Replace some of the clichéd language. Stephen uses handy phrases like "twists and turns" and "don’t sweat the small stuff" as a kind of shorthand for explaining his relationship to chaos and unpredictability. But using too many of these ready-made expressions runs the risk of clouding out your own voice and replacing it with something expected and boring.
A killer first sentence. You’ve heard it before, and you’ll hear it again: you have to suck the reader in, and the best place to do that is the first sentence. Great first sentences are punchy. They are like cliffhangers, setting up an exciting scene or an unusual situation with an unclear conclusion, in order to make the reader want to know more. Don’t take my word for it—check out these 22 first sentences from Stanford applicants and tell me you don’t want to read the rest of those essays to find out what happens!
Internal Auditor Magazine, the world's leading publication covering the internal audit profession, is offering six (6) scholarships for undergraduate and graduate students who write the most informative and intuitive essays on internal audit subjects, as judged by The IIA's Publications Advisory Committee. Once the student winners are announced, we will publish the winning essay on our website. [...] More
Explain the car connection better. The essay begins and ends with Bridget's enjoying a car ride, but this doesn't seem to be related either to the Fixer-Upper idea or to her passion for working with special-needs students. It would be great to either connect this into the essay more, or to take it out altogether and create more space for something else.
In writing, there are few things as intimidating and insurmountable as a blank page. Templates can give you a good starting point for your college admissions essay. You can browse the Internet to find templates and sample essays to help your ideas begin to take shape. Templates can also help you get an idea of how to create a solid college admission essay format.
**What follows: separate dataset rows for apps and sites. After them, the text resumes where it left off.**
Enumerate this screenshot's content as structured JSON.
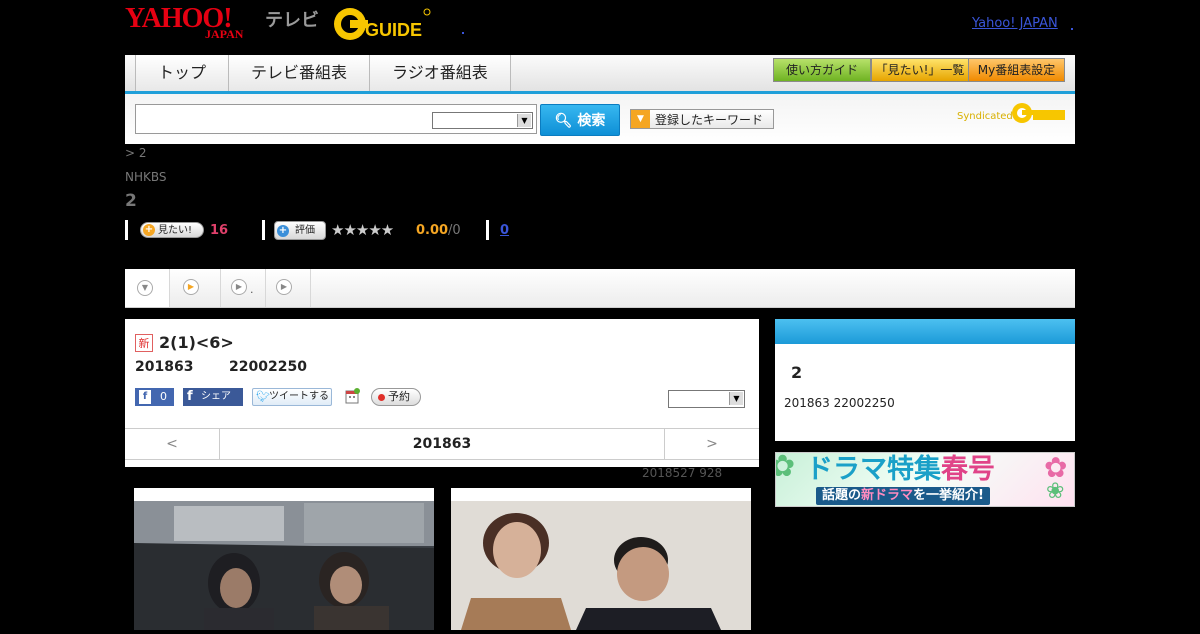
{
  "header": {
    "yahoo_logo_main": "YAHOO!",
    "yahoo_logo_sub": "JAPAN",
    "tv_label": "テレビ",
    "gguide_logo": "GUIDE",
    "yahoo_japan_link": "Yahoo! JAPAN"
  },
  "nav": {
    "tabs": [
      {
        "label": "トップ"
      },
      {
        "label": "テレビ番組表"
      },
      {
        "label": "ラジオ番組表"
      }
    ],
    "buttons": {
      "guide": "使い方ガイド",
      "mitai_list": "「見たい!」一覧",
      "my_schedule": "My番組表設定"
    }
  },
  "search": {
    "input_value": "",
    "select_value": "",
    "button_label": "検索",
    "keywords_label": "登録したキーワード",
    "syndicated_label": "Syndicated"
  },
  "breadcrumb": {
    "link": "",
    "separator": ">",
    "current": "2"
  },
  "program": {
    "station": "NHKBS",
    "title": "2",
    "mitai_label": "見たい!",
    "mitai_count": "16",
    "rate_label": "評価",
    "stars": "★★★★★",
    "score": "0.00",
    "score_max": "/0",
    "comments_count": "0"
  },
  "tabs_strip": {
    "tab2_label": "."
  },
  "episode": {
    "new_badge": "新",
    "title": "2(1)<6>",
    "date": "201863",
    "time": "22002250",
    "fb_like_count": "0",
    "fb_share": "シェア",
    "tweet": "ツイートする",
    "reserve": "予約",
    "select_value": ""
  },
  "pager": {
    "prev": "<",
    "current": "201863",
    "next": ">"
  },
  "updated": "2018527  928",
  "sidebar": {
    "title": "2",
    "subtitle": "201863  22002250"
  },
  "banner": {
    "line1_a": "ドラマ特集",
    "line1_b": "春号",
    "line2_a": "話題の",
    "line2_b": "新ドラマ",
    "line2_c": "を一挙紹介!"
  },
  "colors": {
    "accent_blue": "#1f9fd9",
    "yahoo_red": "#e60012",
    "mitai_pink": "#e0406b",
    "score_orange": "#f5a623"
  }
}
For example, you may want to include a heading with the name and address of the person who will be receiving your letter.